START EXERCISE MATERIALS

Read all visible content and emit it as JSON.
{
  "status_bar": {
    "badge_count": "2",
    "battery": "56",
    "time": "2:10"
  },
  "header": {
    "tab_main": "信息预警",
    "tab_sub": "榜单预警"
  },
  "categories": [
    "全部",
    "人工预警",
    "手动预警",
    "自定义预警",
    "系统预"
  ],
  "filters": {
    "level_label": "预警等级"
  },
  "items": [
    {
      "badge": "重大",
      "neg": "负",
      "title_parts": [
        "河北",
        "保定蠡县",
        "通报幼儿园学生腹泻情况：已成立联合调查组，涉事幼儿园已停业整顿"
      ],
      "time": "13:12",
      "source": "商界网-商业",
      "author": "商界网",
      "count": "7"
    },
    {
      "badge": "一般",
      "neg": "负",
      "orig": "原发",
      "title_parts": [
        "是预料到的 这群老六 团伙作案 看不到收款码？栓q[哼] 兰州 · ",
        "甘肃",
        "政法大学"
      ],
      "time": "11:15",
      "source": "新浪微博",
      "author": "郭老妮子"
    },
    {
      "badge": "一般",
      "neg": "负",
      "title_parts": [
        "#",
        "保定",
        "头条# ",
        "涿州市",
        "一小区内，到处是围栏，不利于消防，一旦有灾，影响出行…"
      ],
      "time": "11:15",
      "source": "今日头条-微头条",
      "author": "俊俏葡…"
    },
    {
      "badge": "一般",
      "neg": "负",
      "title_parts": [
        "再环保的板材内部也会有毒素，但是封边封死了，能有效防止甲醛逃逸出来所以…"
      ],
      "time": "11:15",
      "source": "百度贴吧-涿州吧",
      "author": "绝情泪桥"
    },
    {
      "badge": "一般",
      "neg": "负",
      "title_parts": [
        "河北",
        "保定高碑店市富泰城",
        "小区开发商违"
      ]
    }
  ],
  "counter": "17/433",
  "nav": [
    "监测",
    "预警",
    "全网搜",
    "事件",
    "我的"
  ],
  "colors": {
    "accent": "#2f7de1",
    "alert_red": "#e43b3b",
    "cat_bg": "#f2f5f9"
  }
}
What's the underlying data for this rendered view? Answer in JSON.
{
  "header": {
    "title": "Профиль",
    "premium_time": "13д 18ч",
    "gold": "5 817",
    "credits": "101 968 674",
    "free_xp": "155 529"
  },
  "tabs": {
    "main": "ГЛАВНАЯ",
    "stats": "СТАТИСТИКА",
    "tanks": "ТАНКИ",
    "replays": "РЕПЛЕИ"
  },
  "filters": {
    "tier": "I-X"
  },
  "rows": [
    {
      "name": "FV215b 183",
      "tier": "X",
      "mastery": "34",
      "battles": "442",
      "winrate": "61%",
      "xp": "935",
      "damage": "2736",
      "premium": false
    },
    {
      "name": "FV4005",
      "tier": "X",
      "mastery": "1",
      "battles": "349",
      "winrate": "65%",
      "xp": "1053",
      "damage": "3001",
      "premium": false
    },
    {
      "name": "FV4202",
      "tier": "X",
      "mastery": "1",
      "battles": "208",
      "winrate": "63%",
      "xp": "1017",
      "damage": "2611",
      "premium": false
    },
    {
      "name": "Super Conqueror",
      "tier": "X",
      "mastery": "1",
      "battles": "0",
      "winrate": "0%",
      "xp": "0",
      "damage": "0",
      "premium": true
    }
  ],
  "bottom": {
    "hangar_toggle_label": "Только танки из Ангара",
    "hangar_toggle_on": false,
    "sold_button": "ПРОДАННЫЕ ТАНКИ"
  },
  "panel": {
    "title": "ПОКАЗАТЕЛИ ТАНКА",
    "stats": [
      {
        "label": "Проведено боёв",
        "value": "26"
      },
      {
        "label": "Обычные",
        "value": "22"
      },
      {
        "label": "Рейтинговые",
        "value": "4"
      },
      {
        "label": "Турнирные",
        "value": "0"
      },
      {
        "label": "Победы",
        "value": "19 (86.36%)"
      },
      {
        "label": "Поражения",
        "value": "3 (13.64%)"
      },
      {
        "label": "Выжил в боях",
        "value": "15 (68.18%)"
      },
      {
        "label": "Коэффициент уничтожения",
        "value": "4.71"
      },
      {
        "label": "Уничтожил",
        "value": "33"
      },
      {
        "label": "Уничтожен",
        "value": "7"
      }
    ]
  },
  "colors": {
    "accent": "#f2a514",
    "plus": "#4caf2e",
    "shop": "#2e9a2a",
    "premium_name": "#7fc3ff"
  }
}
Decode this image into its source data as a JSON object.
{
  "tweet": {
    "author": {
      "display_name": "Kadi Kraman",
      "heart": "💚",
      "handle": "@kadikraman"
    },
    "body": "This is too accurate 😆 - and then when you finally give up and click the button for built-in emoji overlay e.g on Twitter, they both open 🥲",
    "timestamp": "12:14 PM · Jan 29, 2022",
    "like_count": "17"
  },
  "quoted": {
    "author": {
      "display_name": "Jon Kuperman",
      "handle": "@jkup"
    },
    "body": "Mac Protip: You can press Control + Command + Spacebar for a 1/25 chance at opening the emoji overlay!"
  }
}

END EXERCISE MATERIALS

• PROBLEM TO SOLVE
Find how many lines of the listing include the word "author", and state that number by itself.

• SOLVED EXERCISE
6